WO2002073461A1 *Mar 13, 2002Sep 19, 2002Nokia CorpRealization of presence management
Classifications
U.S. Classification358/434, 358/468, 358/443
International ClassificationH04N1/32, H04L12/58, H04N1/00
Cooperative ClassificationH04N1/00281, H04N1/32411, H04N1/32432, H04L51/18, H04N1/324, H04N2201/0013
European ClassificationH04N1/32F2R2, H04N1/32F2S, H04L12/58, H04N1/00C7, H04N1/32F2
Legal Events
DateCodeEventDescription
May 23, 2012ASAssignment
Effective date: 20120522

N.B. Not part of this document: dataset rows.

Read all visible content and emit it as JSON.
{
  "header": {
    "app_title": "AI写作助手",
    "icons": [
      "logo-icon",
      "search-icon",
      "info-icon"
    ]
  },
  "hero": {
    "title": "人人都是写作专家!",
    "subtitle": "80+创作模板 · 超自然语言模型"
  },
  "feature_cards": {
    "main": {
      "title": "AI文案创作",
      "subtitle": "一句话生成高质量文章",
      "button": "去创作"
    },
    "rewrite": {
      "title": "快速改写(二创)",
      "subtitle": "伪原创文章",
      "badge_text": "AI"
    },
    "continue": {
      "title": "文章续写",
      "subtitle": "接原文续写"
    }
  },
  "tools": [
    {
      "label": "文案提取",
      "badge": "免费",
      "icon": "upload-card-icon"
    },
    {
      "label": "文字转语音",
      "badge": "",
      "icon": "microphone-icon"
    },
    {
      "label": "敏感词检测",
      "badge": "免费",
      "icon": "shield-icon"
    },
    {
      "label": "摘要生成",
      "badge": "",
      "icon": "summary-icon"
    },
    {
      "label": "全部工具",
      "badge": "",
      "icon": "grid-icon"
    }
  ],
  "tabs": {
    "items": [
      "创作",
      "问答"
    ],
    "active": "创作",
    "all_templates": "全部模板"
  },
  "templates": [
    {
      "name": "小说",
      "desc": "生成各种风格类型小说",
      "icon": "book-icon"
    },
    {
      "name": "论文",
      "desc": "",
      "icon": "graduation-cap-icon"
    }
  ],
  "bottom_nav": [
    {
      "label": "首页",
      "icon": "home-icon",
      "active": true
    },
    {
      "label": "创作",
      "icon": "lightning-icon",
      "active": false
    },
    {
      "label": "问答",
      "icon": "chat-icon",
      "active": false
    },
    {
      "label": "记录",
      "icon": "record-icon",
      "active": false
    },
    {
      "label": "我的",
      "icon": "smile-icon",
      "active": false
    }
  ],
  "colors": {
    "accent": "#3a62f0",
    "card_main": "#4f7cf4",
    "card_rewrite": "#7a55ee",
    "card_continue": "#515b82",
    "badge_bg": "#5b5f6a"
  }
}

Free format text: GRANT OF PATENT SECURITY INTEREST SECOND LIEN;ASSIGNOR:NOVELL, INC.;REEL/FRAME:028252/0316
Owner name: CREDIT SUISSE AG, AS COLLATERAL AGENT, NEW YORK
Free format text: GRANT OF PATENT SECURITY INTEREST FIRST LIEN;ASSIGNOR:NOVELL, INC.;REEL/FRAME:028252/0216
May 22, 2012ASAssignment
Owner name: NOVELL, INC., UTAH
Free format text: RELEASE OF SECURITY INTEREST IN PATENTS FIRST LIEN (RELEASES RF 026270/0001 AND 027289/0727);ASSIGNOR:CREDIT SUISSE AG, AS COLLATERAL AGENT;REEL/FRAME:028252/0077
Effective date: 20120522
Free format text: RELEASE OF SECURITY IN PATENTS SECOND LIEN (RELEASES RF 026275/0018 AND 027290/0983);ASSIGNOR:CREDIT SUISSE AG, AS COLLATERAL AGENT;REEL/FRAME:028252/0154
May 13, 2011ASAssignment
Effective date: 20110427
Owner name: CREDIT SUISSE AG, CAYMAN ISLANDS BRANCH, NEW YORK
Free format text: GRANT OF PATENT SECURITY INTEREST (SECOND LIEN);ASSIGNOR:NOVELL, INC.;REEL/FRAME:026275/0018
May 12, 2011ASAssignment
Owner name: CREDIT SUISSE AG, CAYMAN ISLANDS BRANCH, NEW YORK
Effective date: 20110427
Free format text: GRANT OF PATENT SECURITY INTEREST;ASSIGNOR:NOVELL, INC.;REEL/FRAME:026270/0001
Jan 6, 2011FPAYFee payment
Year of fee payment: 12
Jan 8, 2007FPAYFee payment
Year of fee payment: 8
Jan 3, 2003FPAYFee payment
Year of fee payment: 4
Mar 14, 1997ASAssignment
Owner name: NOVELL, INC., UTAH
Free format text: ASSIGNMENT OF ASSIGNORS INTEREST;ASSIGNOR:WEISER, RUSSEL F.;REEL/FRAME:008486/0363
Effective date: 19970314